Date: Tuesday 8 August, 2017
Venue: University of Sydney, Lecture Room 424, Education Building, Manning Rd
Sculptures with movable body parts appeared during the late Middle Ages and their appeal continued for centuries. With arms that could fold, legs that could bend, heads that could nod, eyes that could roll, and tongues that could move, these figures closely approximated that which they represented—living things. The ability of these sculptures to move suggested they had come to life, but this capacity was dependent on makers, who applied leather, parchment or polychromed gesso like skin over a corpus of wood with joints rendered to enable movement. This lecture will address what it meant for an artist to make these images and explore how the maker’s skill intersected with their object’s ability to become animated
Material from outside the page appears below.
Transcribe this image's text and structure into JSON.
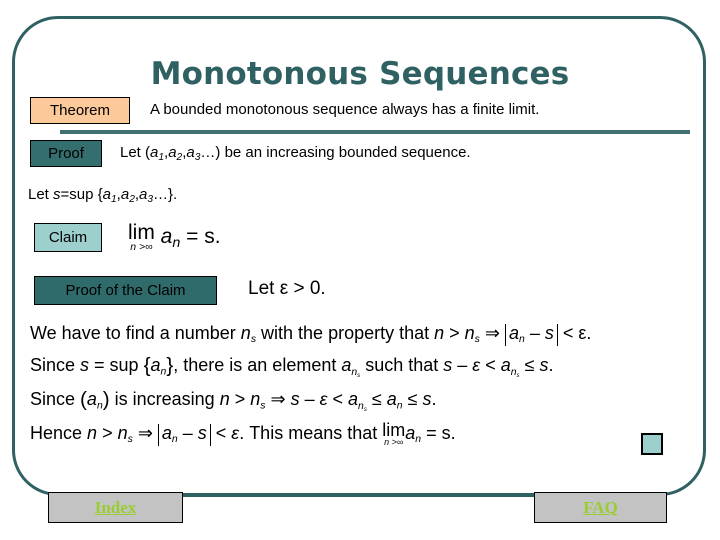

Christina Neilson is Associate Professor in the History of Art at Oberlin College, where she teaches Renaissance and Baroque art. She is a graduate of the Art History Department at Sydney University and has a Ph.D. from Johns Hopkins University. She has published articles on Verrocchio and the meaning of materials in Renaissance art, and an exhibition catalogue on Parmigianino’s Antea; her book, Verrocchio’s Factura: Making and Meaning in an Italian Renaissance Workshop, is forthcoming from Cambridge University Press.
2. The Art of Andrea del Verrocchio: Materiality and Experimentation
Date: Thursday 3 August
Venue: Domain Theatre, AGNSW (Art Gallery Society)
Cost: $25 non-member / $15 member / $10 Art Appreciation subscriber
More details: https://www.artgallery.nsw.gov.au/calendar/verrocchio
Andrea del Verrocchio (c1435-88) was Leonardo da Vinci’s teacher and one of the most inventive artists in Renaissance Florence. Professor Neilson will examine how Verrocchio used materials and techniques to construct meaning and explore his unusual approach to making objects, which included casting animals in bronze and transferring tools and techniques from one medium to another. Verrocchio’s unusual practices provided him with a sophisticated system for expressing complex ideas — theological, political, economic, poetic — metaphorically, through visual puns on making and through his use of materials.
Professor Neilson is an associate professor of Renaissance and Baroque art history at Oberlin College in Ohio, USA.